### Information provided ###

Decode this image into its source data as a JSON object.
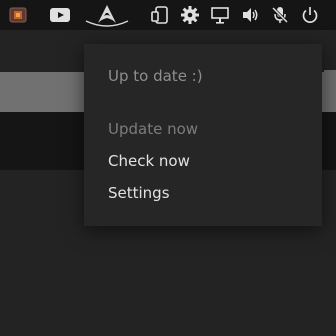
{
  "tray": {
    "icons": [
      "package-icon",
      "youtube-icon",
      "arch-update-icon",
      "phone-icon",
      "gear-icon",
      "display-icon",
      "volume-icon",
      "mic-muted-icon",
      "power-icon"
    ]
  },
  "menu": {
    "status": "Up to date :)",
    "update_now": "Update now",
    "check_now": "Check now",
    "settings": "Settings"
  },
  "colors": {
    "panel": "#151515",
    "menu_bg": "#262626",
    "text_active": "#e2e2e2",
    "text_disabled": "#7c7c7c"
  }
}
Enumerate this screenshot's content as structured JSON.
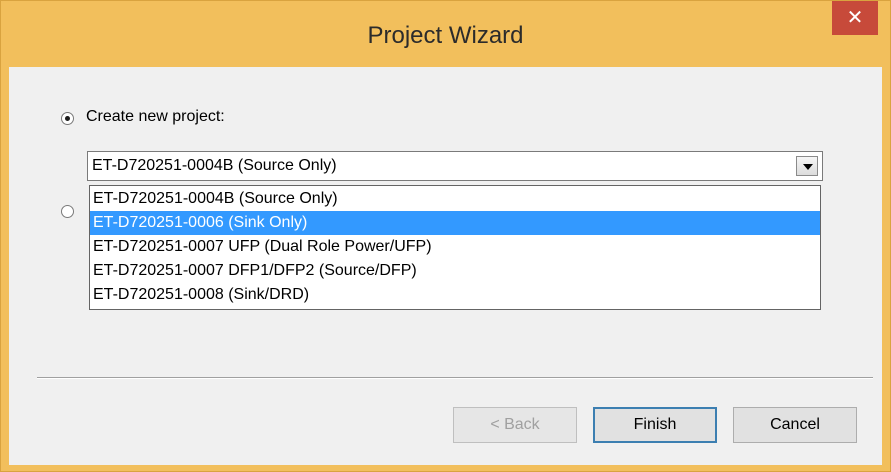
{
  "window": {
    "title": "Project Wizard",
    "close_glyph": "✕"
  },
  "options": {
    "create_new_label": "Create new project:",
    "create_new_checked": true,
    "open_existing_checked": false
  },
  "combo": {
    "value": "ET-D720251-0004B (Source Only)",
    "items": [
      "ET-D720251-0004B (Source Only)",
      "ET-D720251-0006 (Sink Only)",
      "ET-D720251-0007 UFP (Dual Role Power/UFP)",
      "ET-D720251-0007 DFP1/DFP2 (Source/DFP)",
      "ET-D720251-0008 (Sink/DRD)"
    ],
    "highlighted_index": 1
  },
  "buttons": {
    "back_label": "< Back",
    "finish_label": "Finish",
    "cancel_label": "Cancel"
  },
  "colors": {
    "titlebar": "#f2bf5c",
    "close": "#c74a3a",
    "highlight": "#3399ff"
  },
  "icons": {
    "close": "close-icon",
    "dropdown": "chevron-down-icon"
  }
}
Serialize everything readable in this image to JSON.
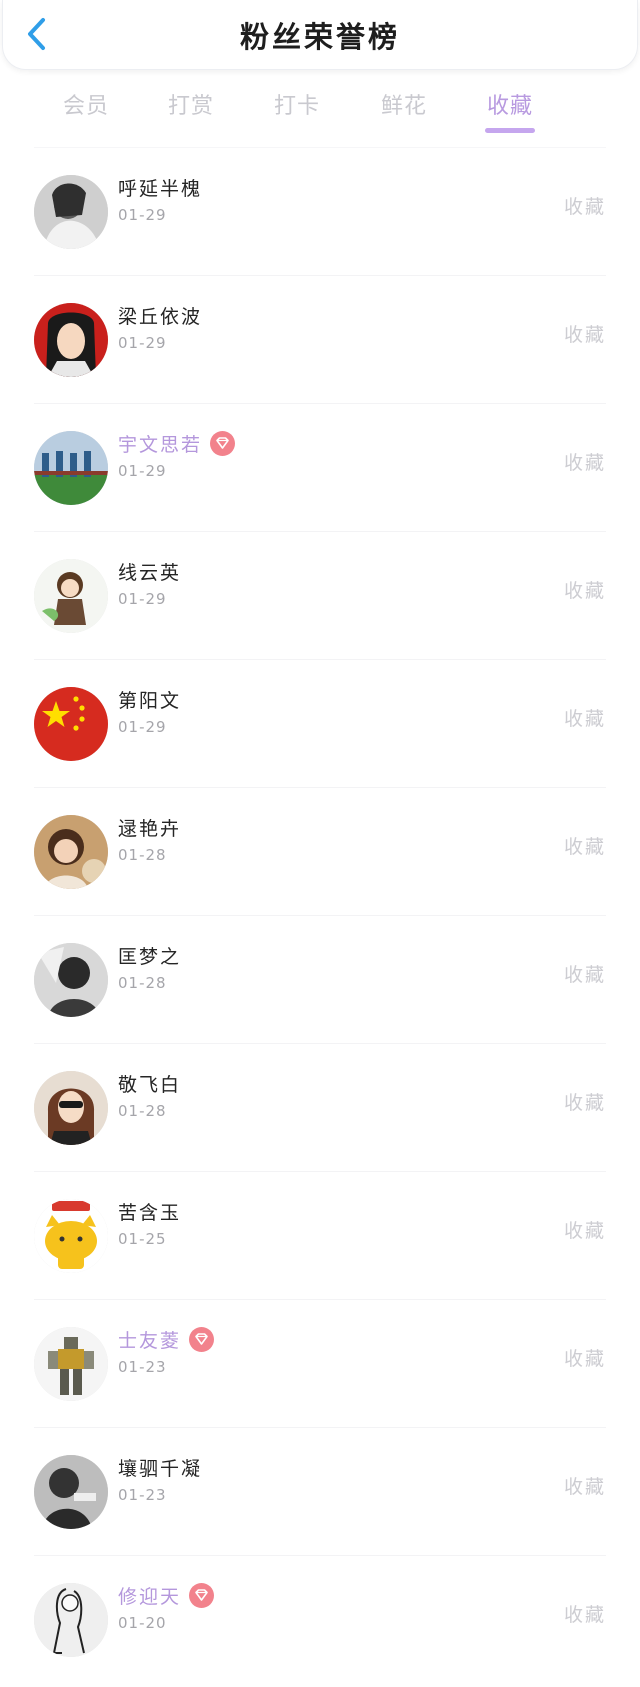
{
  "header": {
    "title": "粉丝荣誉榜",
    "back_icon": "chevron-left-icon",
    "accent_color": "#2f9ee8"
  },
  "tabs": [
    {
      "label": "会员",
      "active": false
    },
    {
      "label": "打赏",
      "active": false
    },
    {
      "label": "打卡",
      "active": false
    },
    {
      "label": "鲜花",
      "active": false
    },
    {
      "label": "收藏",
      "active": true
    }
  ],
  "colors": {
    "active_tab": "#b89ae0",
    "vip_name": "#b497dc",
    "vip_badge": "#f2828c"
  },
  "fans": [
    {
      "name": "呼延半槐",
      "date": "01-29",
      "vip": false,
      "action": "收藏",
      "avatar": "gray-portrait"
    },
    {
      "name": "梁丘依波",
      "date": "01-29",
      "vip": false,
      "action": "收藏",
      "avatar": "red-cartoon-girl"
    },
    {
      "name": "宇文思若",
      "date": "01-29",
      "vip": true,
      "action": "收藏",
      "avatar": "group-photo"
    },
    {
      "name": "线云英",
      "date": "01-29",
      "vip": false,
      "action": "收藏",
      "avatar": "anime-child"
    },
    {
      "name": "第阳文",
      "date": "01-29",
      "vip": false,
      "action": "收藏",
      "avatar": "china-flag"
    },
    {
      "name": "逯艳卉",
      "date": "01-28",
      "vip": false,
      "action": "收藏",
      "avatar": "little-girl"
    },
    {
      "name": "匡梦之",
      "date": "01-28",
      "vip": false,
      "action": "收藏",
      "avatar": "bw-portrait"
    },
    {
      "name": "敬飞白",
      "date": "01-28",
      "vip": false,
      "action": "收藏",
      "avatar": "girl-sunglasses"
    },
    {
      "name": "苦含玉",
      "date": "01-25",
      "vip": false,
      "action": "收藏",
      "avatar": "yellow-cat"
    },
    {
      "name": "士友菱",
      "date": "01-23",
      "vip": true,
      "action": "收藏",
      "avatar": "robot-figure"
    },
    {
      "name": "壤驷千凝",
      "date": "01-23",
      "vip": false,
      "action": "收藏",
      "avatar": "dark-portrait"
    },
    {
      "name": "修迎天",
      "date": "01-20",
      "vip": true,
      "action": "收藏",
      "avatar": "sketch-figure"
    }
  ]
}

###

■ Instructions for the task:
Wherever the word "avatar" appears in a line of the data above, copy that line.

■ Your solution:
      "avatar": "gray-portrait"
      "avatar": "red-cartoon-girl"
      "avatar": "group-photo"
      "avatar": "anime-child"
      "avatar": "china-flag"
      "avatar": "little-girl"
      "avatar": "bw-portrait"
      "avatar": "girl-sunglasses"
      "avatar": "yellow-cat"
      "avatar": "robot-figure"
      "avatar": "dark-portrait"
      "avatar": "sketch-figure"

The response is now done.